  1. Open your basement windows in the dry season to let air circulate. Feel basement walls for dampness. A musty odor indicates a high moisture level in the basement. Check for proper ventilation and dehumidification. Be certain that air circulates freely and isn’t blocked by materials stored against the wall.
  1. Look for loose or damaged siding. Note any areas of paint failure. Check gaps between boards. Gaps smaller than a quarter-inch will help ventilate the wall cavity; larger gaps may admit rainwater.
  1. Caulk gaps where window and door frames meet masonry or wood openings to prevent water from entering wall cavities of frame buildings or masonry of bearing-wall structures.
  1. Examine painted surfaces for signs of peeling, cracking and alligatoring. Look for clues to original painting techniques and colors. A common way to examine hidden layers of paint is to carefully sand a small area in a location where it would not have weathered or been in direct sunlight, exposing the individual layers.
  1. Assess the condition of all exterior features, particularly those of significance, such as porches, brackets and other decorative trim.
  1. Attend the Building Doctor Clinic.

Don’ts:

  1. Don’t use abrasive methods to clean brick or masonry. They can cause irreparable harm. Sandblasting, for example, removes the hard outer surface of the brick, exposing its softer core to the elements, and damages other kinds of masonry and wood, too. Avoid all techniques for cleaning masonry or wood that involves blasting or high pressure.

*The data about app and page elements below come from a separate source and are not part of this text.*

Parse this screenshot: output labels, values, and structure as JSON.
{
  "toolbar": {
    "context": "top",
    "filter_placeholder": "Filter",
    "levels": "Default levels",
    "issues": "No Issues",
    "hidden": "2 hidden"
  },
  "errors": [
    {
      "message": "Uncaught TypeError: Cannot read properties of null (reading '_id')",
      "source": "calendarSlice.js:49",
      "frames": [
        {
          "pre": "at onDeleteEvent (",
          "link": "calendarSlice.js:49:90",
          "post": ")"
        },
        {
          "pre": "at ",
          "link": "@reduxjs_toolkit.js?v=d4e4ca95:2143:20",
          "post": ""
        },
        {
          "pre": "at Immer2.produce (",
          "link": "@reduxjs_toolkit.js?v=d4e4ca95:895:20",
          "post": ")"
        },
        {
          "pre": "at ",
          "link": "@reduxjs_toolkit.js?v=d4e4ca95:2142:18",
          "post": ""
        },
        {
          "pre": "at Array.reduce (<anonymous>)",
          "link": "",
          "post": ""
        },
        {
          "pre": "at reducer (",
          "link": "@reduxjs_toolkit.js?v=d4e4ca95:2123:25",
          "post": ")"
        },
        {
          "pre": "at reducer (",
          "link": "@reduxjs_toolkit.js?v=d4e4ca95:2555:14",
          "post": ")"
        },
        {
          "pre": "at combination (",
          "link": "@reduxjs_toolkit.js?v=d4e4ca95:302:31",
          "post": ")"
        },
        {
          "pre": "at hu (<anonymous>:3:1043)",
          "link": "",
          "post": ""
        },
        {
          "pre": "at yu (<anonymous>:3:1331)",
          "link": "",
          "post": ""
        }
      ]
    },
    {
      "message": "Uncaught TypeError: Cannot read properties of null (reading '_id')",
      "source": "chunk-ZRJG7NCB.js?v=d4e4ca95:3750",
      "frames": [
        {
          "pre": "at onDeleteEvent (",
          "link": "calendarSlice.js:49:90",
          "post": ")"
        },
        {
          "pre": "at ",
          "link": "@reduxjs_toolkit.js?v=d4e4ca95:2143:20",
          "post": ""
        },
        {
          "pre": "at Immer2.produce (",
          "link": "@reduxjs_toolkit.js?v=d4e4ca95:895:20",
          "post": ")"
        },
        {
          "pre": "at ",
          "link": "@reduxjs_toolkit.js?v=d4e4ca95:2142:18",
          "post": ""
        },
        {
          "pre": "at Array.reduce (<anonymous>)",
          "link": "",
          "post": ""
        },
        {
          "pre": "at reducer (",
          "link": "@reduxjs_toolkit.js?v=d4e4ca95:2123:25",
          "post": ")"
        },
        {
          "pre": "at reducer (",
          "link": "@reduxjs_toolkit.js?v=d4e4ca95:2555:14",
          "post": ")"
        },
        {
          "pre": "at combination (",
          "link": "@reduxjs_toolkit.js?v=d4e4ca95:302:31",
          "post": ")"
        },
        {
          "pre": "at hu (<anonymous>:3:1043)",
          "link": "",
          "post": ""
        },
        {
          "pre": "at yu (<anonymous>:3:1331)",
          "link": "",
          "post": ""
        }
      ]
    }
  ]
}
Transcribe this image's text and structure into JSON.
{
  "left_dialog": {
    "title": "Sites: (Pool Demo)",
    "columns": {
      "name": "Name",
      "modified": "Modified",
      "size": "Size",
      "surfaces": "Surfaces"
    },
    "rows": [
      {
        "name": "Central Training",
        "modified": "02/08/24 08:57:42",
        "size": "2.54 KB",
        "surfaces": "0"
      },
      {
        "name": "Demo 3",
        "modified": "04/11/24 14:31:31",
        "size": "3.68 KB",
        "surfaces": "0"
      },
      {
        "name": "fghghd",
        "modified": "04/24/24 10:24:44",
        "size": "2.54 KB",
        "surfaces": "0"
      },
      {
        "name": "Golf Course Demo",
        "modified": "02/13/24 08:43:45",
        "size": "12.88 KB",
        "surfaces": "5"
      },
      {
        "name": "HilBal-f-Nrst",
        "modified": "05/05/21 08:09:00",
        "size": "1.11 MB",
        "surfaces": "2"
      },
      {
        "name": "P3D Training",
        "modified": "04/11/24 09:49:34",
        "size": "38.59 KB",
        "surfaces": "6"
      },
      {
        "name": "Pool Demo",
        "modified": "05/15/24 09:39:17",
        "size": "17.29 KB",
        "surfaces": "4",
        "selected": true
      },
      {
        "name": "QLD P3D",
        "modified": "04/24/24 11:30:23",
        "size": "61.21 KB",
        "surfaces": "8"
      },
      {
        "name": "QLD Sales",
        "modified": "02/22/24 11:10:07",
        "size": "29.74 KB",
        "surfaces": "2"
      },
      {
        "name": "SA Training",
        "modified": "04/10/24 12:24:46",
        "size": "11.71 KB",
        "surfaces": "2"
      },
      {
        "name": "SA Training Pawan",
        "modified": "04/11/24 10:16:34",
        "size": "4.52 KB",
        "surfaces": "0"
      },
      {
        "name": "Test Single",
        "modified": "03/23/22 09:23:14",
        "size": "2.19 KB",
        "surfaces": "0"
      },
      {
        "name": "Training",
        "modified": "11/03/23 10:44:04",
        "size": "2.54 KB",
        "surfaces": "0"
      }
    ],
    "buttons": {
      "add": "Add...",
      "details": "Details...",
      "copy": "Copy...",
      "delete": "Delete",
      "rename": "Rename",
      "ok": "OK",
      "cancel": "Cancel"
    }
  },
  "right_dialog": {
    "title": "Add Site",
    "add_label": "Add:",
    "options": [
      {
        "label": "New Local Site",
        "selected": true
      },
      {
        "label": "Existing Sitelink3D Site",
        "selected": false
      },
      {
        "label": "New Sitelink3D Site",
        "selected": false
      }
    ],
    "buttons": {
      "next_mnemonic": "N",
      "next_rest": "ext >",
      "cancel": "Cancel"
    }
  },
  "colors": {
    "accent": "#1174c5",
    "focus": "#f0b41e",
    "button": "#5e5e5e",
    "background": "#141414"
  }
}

  1. Don’t use water-repellent coatings on masonry. They can trap moisture inside instead of letting it pass freely in and out as it normally would. When trapped moisture freezes, it expands, often forcing the surface of the brick or stone to flake or spall.
  1. Never seal basement windows shut. You’ll trap moist air inside and prevent proper air circulation, which can lead to a damp basement.
  1. Don’t plant bushes or vegetation close to the foundation. They prevent sunlight from reaching the ground, allowing moisture to accumulate there.
  1. Don’t use blown-in insulation unless you install a vapor barrier, too. Without the vapor barrier, moisture can accumulate, saturating the insulation and damaging your wall.
  1. Don’t leave unused gas pipes connected or live ends uncapped. Have gas lines professionally inspected. You can prevent a tragedy and save yourself a great deal of money.
  1. Don’t allow bare wires to remain exposed. Have old wiring professionally inspected.
  1. Don’t forget to give your building a thorough check-up every six months to ensure that it has a clean bill of health.